The Education Commission of the States needs to actively engage policymakers on emerging educational issues if it’s going to thrive, according to an ad hoc group formed map the future of the struggling 41-year-old group.
The Denver-based nonprofit organization should expand beyond its traditional role of collecting information on state policy and expand its efforts to put that information into the hands of people on the state and federal levels who can use it, the ad hoc group says in a document that it will be seeking comments on in the coming months.
“Being an honest broker is the unique thing that ECS can provide,” said Jim Geringer, a member of the ad hoc group and the ECS’ chairman from 1999 through 2000 while he was the governor of Wyoming. “Who else can you go to get a clear idea of what’s happening out there?”
But Mr. Geringer and other participants said that the ECS needs to use its objective analysis of information to play a significant role in the dialogue on how policies are made. That step may include opening a Washington office to be a resource for federal officials, or helping states set up consortia to address specific issues.
“By not being better known by the current players, … [the ECS is] not being heard and not having as much impact as it can,” said Mary Anne Schmitt-Carey, the president of Say Yes to Education, a New York City nonprofit group that helps urban children succeed in school and enter college.
Faced with a leadership change—its president, Piedad F. Robertson, announced last week she will leave her post this week, more than four months before her contract expires—and financial difficulties, Gov. Kathleen Sebelius of Kansas, the ECS’ chairwoman, has started a process to re-evaluate its mission and set a direction for its future. (“ECS Prepares to Set Agenda, Find President,” July 26, 2006.)
In the first step, 26 state leaders, foundation officials, and education researchers convened in Kansas City, Kan., on Aug. 31. The ad hoc group included Mr. Geringer, Ms. Schmitt-Carey, Delaware state Sen. David P. Sokola, a Democrat who had been the ECS’ vice chairman from 2004 until this summer, and staff members from the Bill & Melinda Gates Foundation, the Ford Foundation, the Wallace Foundation, and the Ewing Marion Kauffman Foundation.
Researchers at the meeting included Sharon Lynn Kagan, a professor of early childhood and family policy at Teachers College, Columbia University, and Janet S. Hansen, a researcher for the RAND Corp., a Santa Monica, Calif.-based think tank.
Gov. Sebelius, a Democrat, and several of her aides also attended.
The group recommended maintaining the ECS’ historic mission of collecting information on state education policies and convening events for state policymakers. But it also suggested that the ECS increase its visibility so that policymakers are aware of the resources available from the organization.

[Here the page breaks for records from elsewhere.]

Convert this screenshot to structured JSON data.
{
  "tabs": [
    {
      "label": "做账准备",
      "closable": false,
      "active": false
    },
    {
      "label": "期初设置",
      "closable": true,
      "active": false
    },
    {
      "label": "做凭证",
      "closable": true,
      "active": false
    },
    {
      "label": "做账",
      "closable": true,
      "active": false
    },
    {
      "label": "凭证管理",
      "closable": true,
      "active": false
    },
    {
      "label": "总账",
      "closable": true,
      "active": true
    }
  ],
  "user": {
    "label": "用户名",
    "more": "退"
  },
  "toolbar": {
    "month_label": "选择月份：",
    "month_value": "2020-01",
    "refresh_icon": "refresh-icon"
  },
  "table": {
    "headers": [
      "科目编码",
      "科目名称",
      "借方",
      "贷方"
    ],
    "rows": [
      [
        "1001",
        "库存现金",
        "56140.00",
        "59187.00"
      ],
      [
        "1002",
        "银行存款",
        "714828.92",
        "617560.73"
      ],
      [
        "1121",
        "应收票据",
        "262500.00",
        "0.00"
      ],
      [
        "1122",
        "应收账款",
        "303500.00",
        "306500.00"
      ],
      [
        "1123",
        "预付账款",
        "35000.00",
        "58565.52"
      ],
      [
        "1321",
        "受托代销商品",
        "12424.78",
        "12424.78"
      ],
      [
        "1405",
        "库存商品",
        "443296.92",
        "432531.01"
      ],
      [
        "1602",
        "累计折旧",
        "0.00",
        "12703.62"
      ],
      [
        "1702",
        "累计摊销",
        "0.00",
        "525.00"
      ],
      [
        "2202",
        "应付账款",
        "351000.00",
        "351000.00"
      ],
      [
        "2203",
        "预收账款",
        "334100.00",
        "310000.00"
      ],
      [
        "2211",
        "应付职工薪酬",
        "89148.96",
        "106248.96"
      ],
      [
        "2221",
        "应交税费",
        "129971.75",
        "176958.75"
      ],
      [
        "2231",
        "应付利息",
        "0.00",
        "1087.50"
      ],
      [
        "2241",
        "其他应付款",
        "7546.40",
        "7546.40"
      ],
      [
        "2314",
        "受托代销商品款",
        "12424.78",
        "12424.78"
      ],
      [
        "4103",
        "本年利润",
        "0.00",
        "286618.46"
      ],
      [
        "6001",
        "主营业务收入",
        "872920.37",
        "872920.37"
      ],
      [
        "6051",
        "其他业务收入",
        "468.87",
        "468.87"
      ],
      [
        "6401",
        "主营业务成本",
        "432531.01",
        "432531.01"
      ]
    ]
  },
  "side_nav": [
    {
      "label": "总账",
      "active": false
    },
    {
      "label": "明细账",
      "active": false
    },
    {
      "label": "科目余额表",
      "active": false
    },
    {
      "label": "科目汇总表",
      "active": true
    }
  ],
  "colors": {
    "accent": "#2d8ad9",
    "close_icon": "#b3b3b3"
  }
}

That would include opening a Washington office “with a significant … presence so that the ECS is a participant in national policy discussions on education,” says a three-page summary of ideas discussed at the Kansas meeting.

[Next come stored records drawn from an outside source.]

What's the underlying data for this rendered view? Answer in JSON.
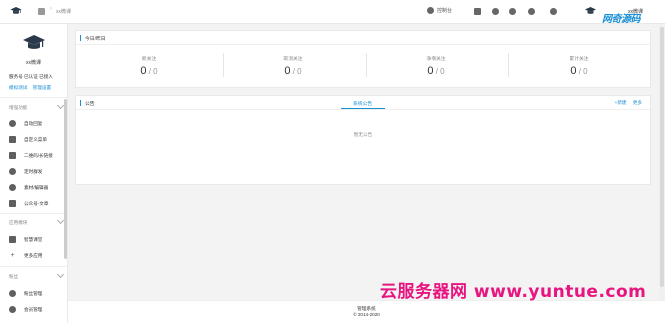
{
  "breadcrumb": {
    "current": "xx微课"
  },
  "topbar": {
    "console_label": "控制台",
    "user_name": "xx微课"
  },
  "watermark": {
    "top": "网奇源码",
    "bottom": "云服务器网 www.yuntue.com"
  },
  "sidebar": {
    "account_name": "xx微课",
    "status": "服务号 已认证 已接入",
    "links": [
      "模拟测试",
      "管理设置"
    ],
    "groups": [
      {
        "label": "增强功能",
        "items": [
          {
            "label": "自动回复",
            "icon": "reply-icon"
          },
          {
            "label": "自定义菜单",
            "icon": "menu-icon"
          },
          {
            "label": "二维码/长链接",
            "icon": "qrcode-icon"
          },
          {
            "label": "定时群发",
            "icon": "clock-icon"
          },
          {
            "label": "素材/编辑器",
            "icon": "compass-icon"
          },
          {
            "label": "公众号-文章",
            "icon": "article-icon"
          }
        ]
      },
      {
        "label": "应用模块",
        "items": [
          {
            "label": "智慧课堂",
            "icon": "classroom-icon"
          },
          {
            "label": "更多应用",
            "icon": "plus-icon"
          }
        ]
      },
      {
        "label": "粉丝",
        "items": [
          {
            "label": "粉丝管理",
            "icon": "heart-icon"
          },
          {
            "label": "会员管理",
            "icon": "member-icon"
          }
        ]
      }
    ]
  },
  "today_card": {
    "title": "今日/昨日",
    "stats": [
      {
        "label": "新关注",
        "today": "0",
        "yesterday": "0"
      },
      {
        "label": "取消关注",
        "today": "0",
        "yesterday": "0"
      },
      {
        "label": "净增关注",
        "today": "0",
        "yesterday": "0"
      },
      {
        "label": "累计关注",
        "today": "0",
        "yesterday": "0"
      }
    ]
  },
  "notice_card": {
    "title": "公告",
    "tab": "系统公告",
    "actions": [
      "+新建",
      "更多"
    ],
    "empty_text": "暂无公告"
  },
  "footer": {
    "line1": "管理系统",
    "line2": "© 2014-2020"
  },
  "colors": {
    "accent": "#1a8fd6",
    "watermark_pink": "#e8147f"
  }
}
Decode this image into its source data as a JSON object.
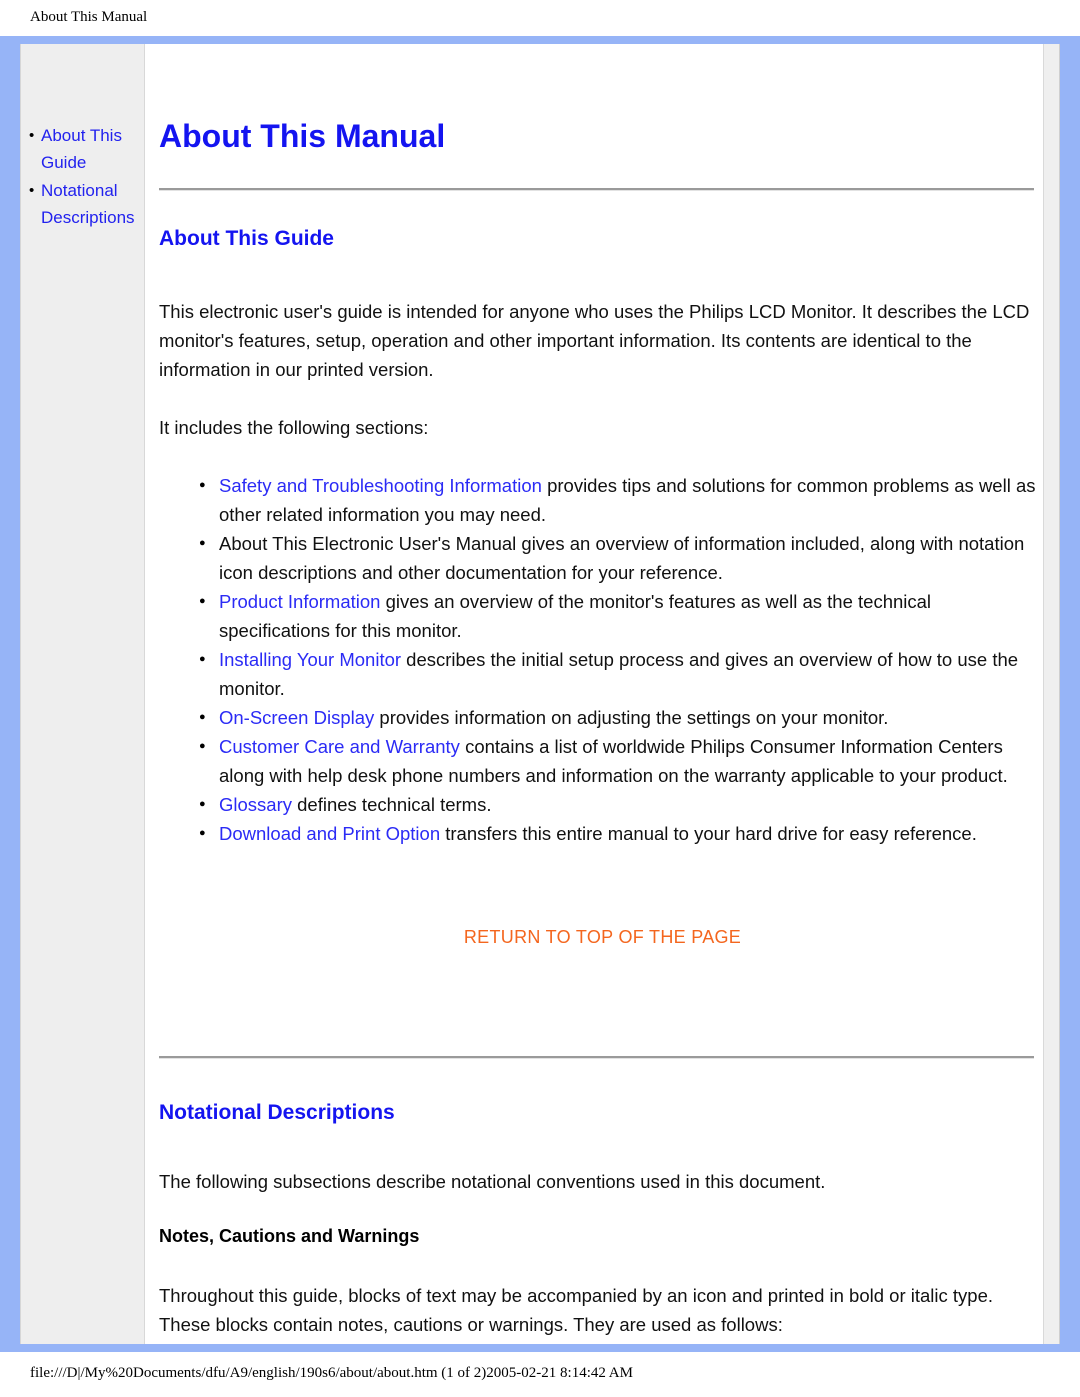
{
  "print_header": {
    "title": "About This Manual"
  },
  "print_footer": {
    "path": "file:///D|/My%20Documents/dfu/A9/english/190s6/about/about.htm (1 of 2)2005-02-21 8:14:42 AM"
  },
  "colors": {
    "frame_border": "#96b4f7",
    "sidebar_background": "#eeeeee",
    "heading_blue": "#1414f0",
    "link_blue": "#2b2bf5",
    "return_orange": "#f4661e"
  },
  "sidebar": {
    "items": [
      {
        "label": "About This Guide"
      },
      {
        "label": "Notational Descriptions"
      }
    ]
  },
  "main": {
    "title": "About This Manual",
    "section_about": {
      "heading": "About This Guide",
      "intro_paragraph": "This electronic user's guide is intended for anyone who uses the Philips LCD Monitor. It describes the LCD monitor's features, setup, operation and other important information. Its contents are identical to the information in our printed version.",
      "includes_line": "It includes the following sections:",
      "bullets": [
        {
          "link": "Safety and Troubleshooting Information",
          "text": " provides tips and solutions for common problems as well as other related information you may need."
        },
        {
          "link": "",
          "text": "About This Electronic User's Manual gives an overview of information included, along with notation icon descriptions and other documentation for your reference."
        },
        {
          "link": "Product Information",
          "text": " gives an overview of the monitor's features as well as the technical specifications for this monitor."
        },
        {
          "link": "Installing Your Monitor",
          "text": " describes the initial setup process and gives an overview of how to use the monitor."
        },
        {
          "link": "On-Screen Display",
          "text": " provides information on adjusting the settings on your monitor."
        },
        {
          "link": "Customer Care and Warranty",
          "text": " contains a list of worldwide Philips Consumer Information Centers along with help desk phone numbers and information on the warranty applicable to your product."
        },
        {
          "link": "Glossary",
          "text": " defines technical terms."
        },
        {
          "link": "Download and Print Option",
          "text": " transfers this entire manual to your hard drive for easy reference."
        }
      ],
      "return_to_top": "RETURN TO TOP OF THE PAGE"
    },
    "section_notational": {
      "heading": "Notational Descriptions",
      "intro_paragraph": "The following subsections describe notational conventions used in this document.",
      "subheading": "Notes, Cautions and Warnings",
      "body_paragraph": "Throughout this guide, blocks of text may be accompanied by an icon and printed in bold or italic type. These blocks contain notes, cautions or warnings. They are used as follows:"
    }
  }
}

The purpose wouldn’t be to advocate on state officials’ behalf, but to inform federal policymakers how their ideas would affect and change what states do, said Mr. Geringer, a Republican, who was Wyoming’s governor from 1995 until 2003. “ECS can help facilitate steering the federal choices so they don’t become onerous on the states,” he said.
Getting More Active

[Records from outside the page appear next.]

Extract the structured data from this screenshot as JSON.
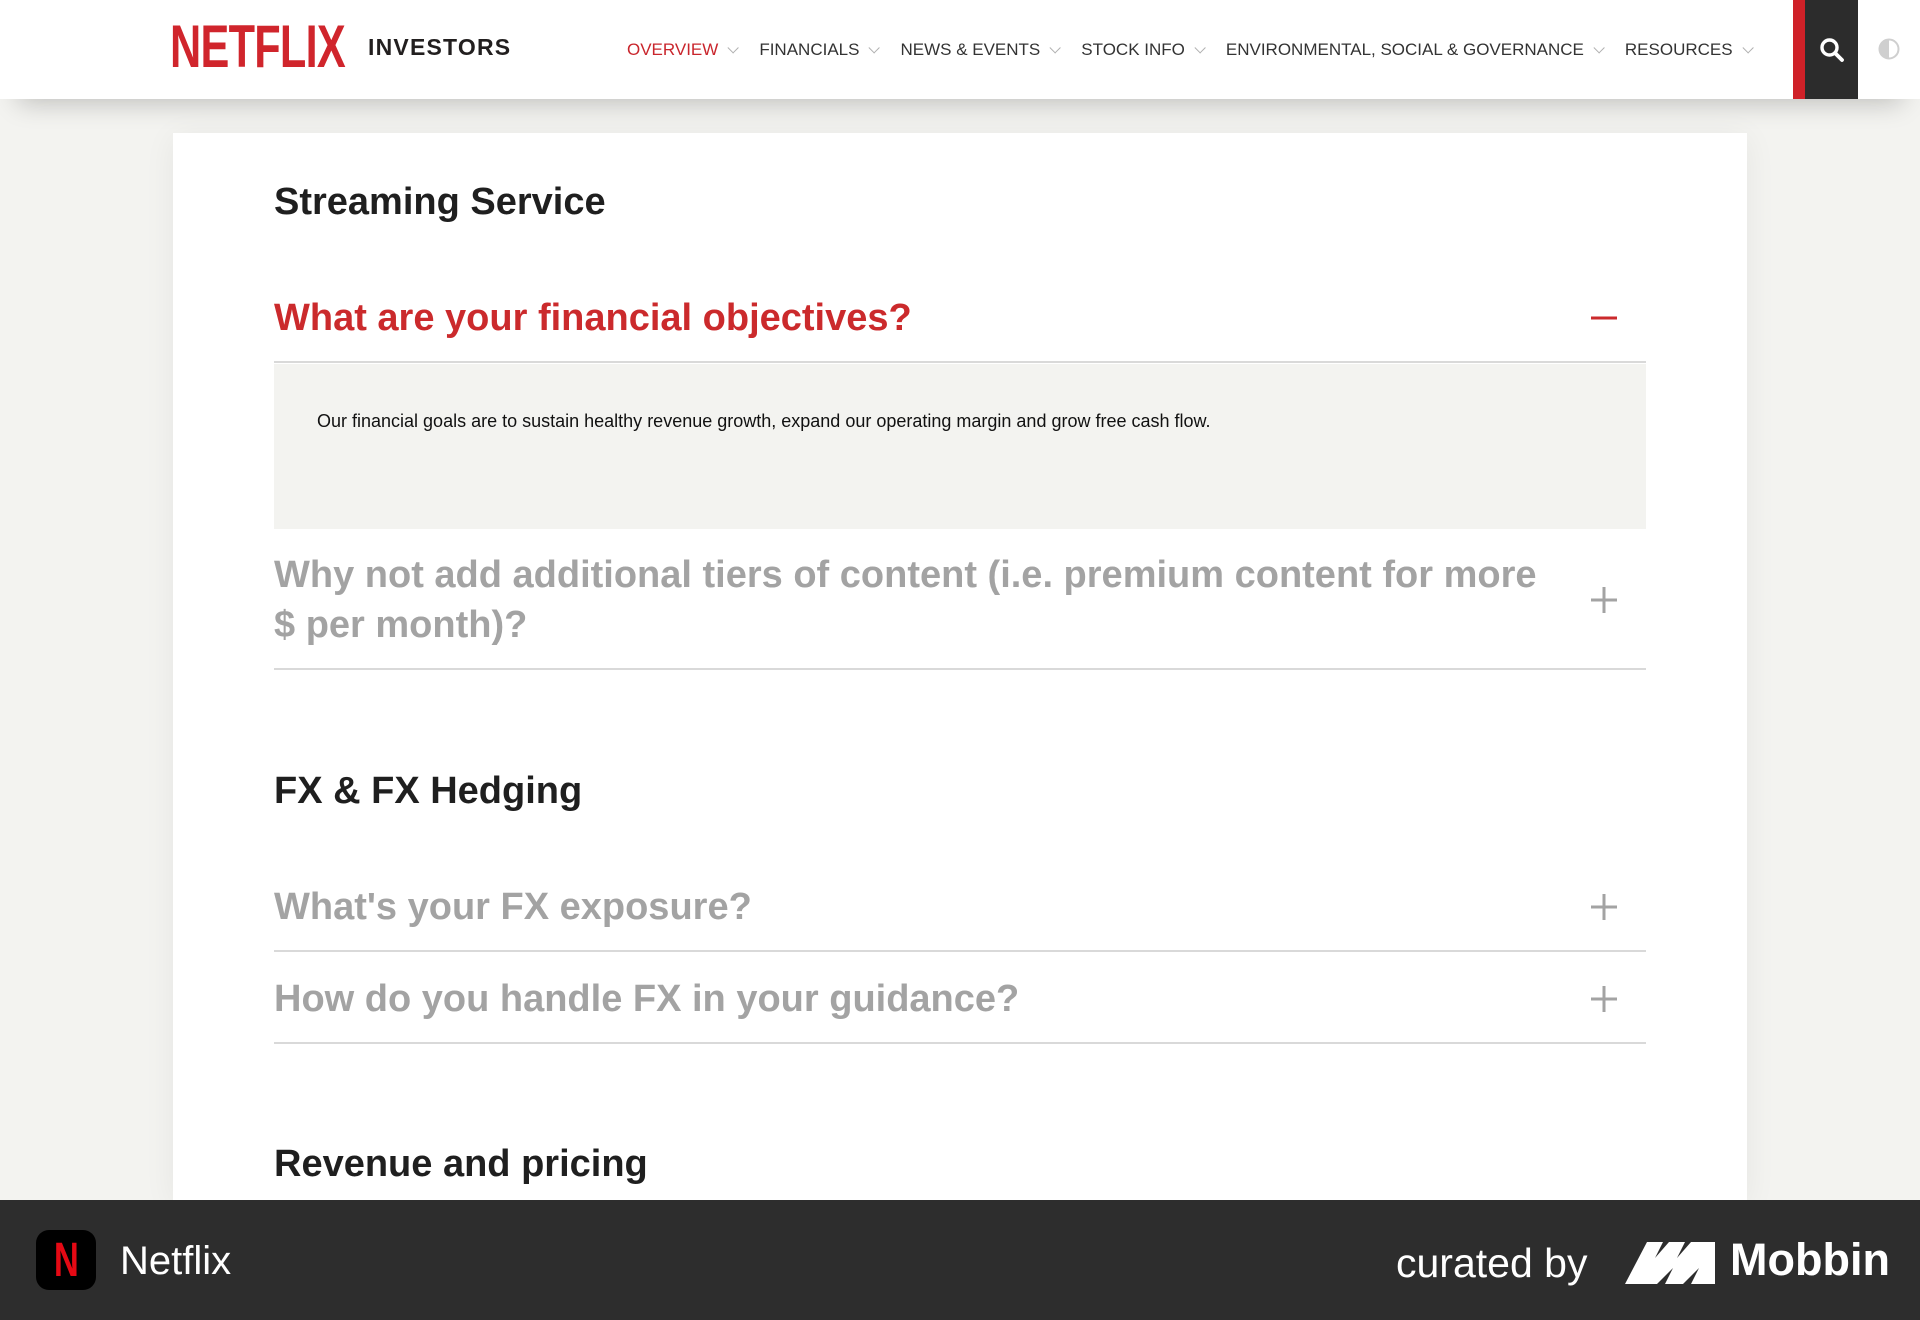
{
  "header": {
    "logo": "NETFLIX",
    "logo_sub": "INVESTORS",
    "nav": [
      {
        "label": "OVERVIEW",
        "active": true
      },
      {
        "label": "FINANCIALS",
        "active": false
      },
      {
        "label": "NEWS & EVENTS",
        "active": false
      },
      {
        "label": "STOCK INFO",
        "active": false
      },
      {
        "label": "ENVIRONMENTAL, SOCIAL & GOVERNANCE",
        "active": false
      },
      {
        "label": "RESOURCES",
        "active": false
      }
    ],
    "icons": {
      "search": "search-icon",
      "contrast": "contrast-icon"
    }
  },
  "sections": [
    {
      "title": "Streaming Service",
      "faqs": [
        {
          "question": "What are your financial objectives?",
          "open": true,
          "answer": "Our financial goals are to sustain healthy revenue growth, expand our operating margin and grow free cash flow."
        },
        {
          "question": "Why not add additional tiers of content (i.e. premium content for more $ per month)?",
          "open": false
        }
      ]
    },
    {
      "title": "FX & FX Hedging",
      "faqs": [
        {
          "question": "What's your FX exposure?",
          "open": false
        },
        {
          "question": "How do you handle FX in your guidance?",
          "open": false
        }
      ]
    },
    {
      "title": "Revenue and pricing"
    }
  ],
  "footer": {
    "app_icon_letter": "N",
    "app_name": "Netflix",
    "curated_by": "curated by",
    "brand": "Mobbin"
  },
  "colors": {
    "brand_red": "#d0252c",
    "open_question": "#cb2a2c",
    "closed_question": "#a3a3a3",
    "footer_bg": "#2d2d2d"
  }
}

While the working group said that state officials would be the ECS’s primary audience, it recognized that others—such as mayors, district leaders, and judges— benefit from its work.
In addition to working in Washington, the ECS needs to be more aggressive than ever in working in the field, Ms. Schmitt-Carey said, and help policymakers on the state level understand their role in making policies work.
The ECS has to help people understand “what best practices mean,” she said.
Because it is the only group that brings state education policymakers of all stripes together, the ECS is the only group capable of playing that role, according to Ms. Schmitt-Carey. “We have to figure out how to put the pieces together,” she said.
The state officials who rely on the group’s services include governors, chief state school officers, legislators, and university leaders.
The three-page summary of the Aug. 31 meeting will be posted at www.ecs.org, as soon as this week. The ad hoc group will accept comments through this month.
A version of this article appeared in the September 13, 2006 edition of Education Week as Panel Urges ECS to Expand Presence, Focus